Task objective: Only lines with the word "name" belong in the answer; copy them from the records below.

Element data from apps and pages
*** Begin section ***

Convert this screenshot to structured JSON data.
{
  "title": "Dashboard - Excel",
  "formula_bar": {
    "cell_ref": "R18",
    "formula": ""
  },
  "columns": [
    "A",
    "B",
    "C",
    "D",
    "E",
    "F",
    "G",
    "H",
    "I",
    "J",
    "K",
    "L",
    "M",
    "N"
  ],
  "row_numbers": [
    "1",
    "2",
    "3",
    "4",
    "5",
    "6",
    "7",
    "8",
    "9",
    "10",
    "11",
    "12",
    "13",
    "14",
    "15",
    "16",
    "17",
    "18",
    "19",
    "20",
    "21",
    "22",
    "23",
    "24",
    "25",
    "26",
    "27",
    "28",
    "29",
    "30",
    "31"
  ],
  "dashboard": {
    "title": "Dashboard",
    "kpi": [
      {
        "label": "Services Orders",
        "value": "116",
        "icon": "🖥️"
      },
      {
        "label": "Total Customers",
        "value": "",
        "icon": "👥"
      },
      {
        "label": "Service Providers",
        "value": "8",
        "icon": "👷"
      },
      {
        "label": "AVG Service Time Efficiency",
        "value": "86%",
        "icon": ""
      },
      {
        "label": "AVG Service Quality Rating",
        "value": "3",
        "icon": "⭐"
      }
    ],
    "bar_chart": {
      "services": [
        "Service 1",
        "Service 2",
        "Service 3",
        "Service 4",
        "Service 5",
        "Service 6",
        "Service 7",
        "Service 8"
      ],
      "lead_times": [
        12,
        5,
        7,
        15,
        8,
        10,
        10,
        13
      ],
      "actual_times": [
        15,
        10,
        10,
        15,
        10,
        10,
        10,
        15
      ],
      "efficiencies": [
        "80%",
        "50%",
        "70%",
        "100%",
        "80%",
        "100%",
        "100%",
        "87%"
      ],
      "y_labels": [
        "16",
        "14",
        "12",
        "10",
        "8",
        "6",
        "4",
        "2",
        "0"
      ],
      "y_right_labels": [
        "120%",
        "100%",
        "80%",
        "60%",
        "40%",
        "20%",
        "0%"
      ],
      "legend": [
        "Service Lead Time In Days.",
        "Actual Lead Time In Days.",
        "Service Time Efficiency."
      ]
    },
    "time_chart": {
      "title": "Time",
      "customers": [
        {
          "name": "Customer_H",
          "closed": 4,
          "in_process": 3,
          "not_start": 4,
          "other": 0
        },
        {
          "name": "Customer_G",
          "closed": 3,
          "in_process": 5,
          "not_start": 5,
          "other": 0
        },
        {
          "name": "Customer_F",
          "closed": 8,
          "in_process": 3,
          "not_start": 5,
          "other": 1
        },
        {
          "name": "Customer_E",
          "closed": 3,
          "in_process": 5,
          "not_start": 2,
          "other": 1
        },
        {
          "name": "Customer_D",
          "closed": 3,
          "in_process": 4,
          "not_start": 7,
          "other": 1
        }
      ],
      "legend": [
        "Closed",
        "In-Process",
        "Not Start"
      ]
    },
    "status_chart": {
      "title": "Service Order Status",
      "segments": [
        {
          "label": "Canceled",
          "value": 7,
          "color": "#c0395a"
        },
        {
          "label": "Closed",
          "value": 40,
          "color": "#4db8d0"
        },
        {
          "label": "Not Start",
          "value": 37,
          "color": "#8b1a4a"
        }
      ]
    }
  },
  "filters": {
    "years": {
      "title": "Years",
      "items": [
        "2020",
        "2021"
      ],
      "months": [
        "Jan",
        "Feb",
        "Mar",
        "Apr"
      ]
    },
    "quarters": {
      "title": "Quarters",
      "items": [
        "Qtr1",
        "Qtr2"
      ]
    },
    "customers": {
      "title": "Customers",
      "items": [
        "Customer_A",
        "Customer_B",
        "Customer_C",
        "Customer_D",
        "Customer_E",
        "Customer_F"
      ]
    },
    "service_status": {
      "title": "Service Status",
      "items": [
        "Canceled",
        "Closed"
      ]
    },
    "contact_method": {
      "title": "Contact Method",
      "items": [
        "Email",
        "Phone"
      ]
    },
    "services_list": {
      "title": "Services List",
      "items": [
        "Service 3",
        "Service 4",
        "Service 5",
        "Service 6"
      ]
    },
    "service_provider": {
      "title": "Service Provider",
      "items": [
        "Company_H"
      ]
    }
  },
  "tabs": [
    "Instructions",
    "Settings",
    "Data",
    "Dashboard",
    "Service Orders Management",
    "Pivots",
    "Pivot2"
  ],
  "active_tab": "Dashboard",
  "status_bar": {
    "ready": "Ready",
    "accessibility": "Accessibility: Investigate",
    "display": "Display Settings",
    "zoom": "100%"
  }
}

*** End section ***
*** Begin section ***

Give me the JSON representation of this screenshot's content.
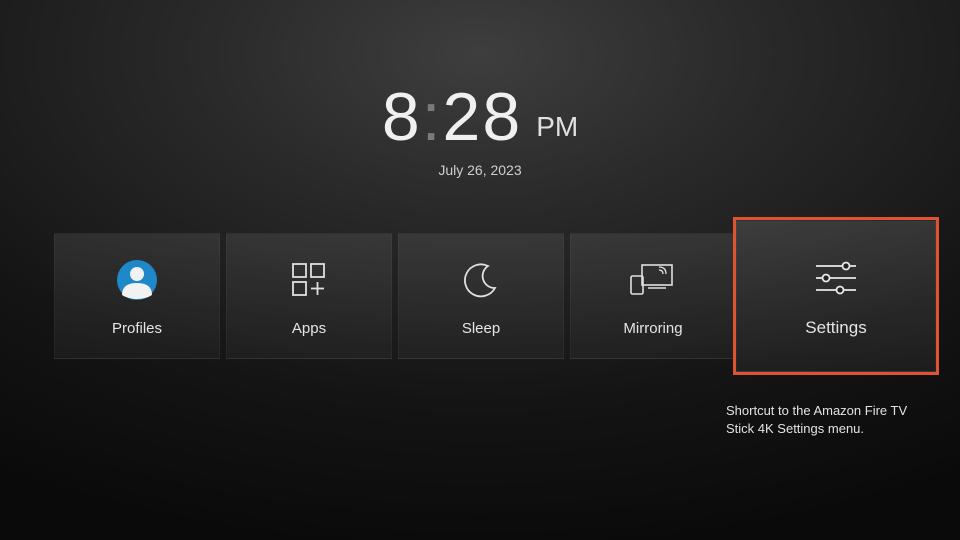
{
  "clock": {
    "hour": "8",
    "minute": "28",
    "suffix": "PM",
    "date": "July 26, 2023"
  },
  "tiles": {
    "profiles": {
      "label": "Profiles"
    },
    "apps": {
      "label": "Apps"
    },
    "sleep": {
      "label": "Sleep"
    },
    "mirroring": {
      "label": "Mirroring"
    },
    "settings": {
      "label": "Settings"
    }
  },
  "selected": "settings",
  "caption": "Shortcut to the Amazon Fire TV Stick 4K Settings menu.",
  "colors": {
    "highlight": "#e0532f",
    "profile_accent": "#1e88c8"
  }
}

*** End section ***

Response:
          "name": "Customer_H",
          "name": "Customer_G",
          "name": "Customer_F",
          "name": "Customer_E",
          "name": "Customer_D",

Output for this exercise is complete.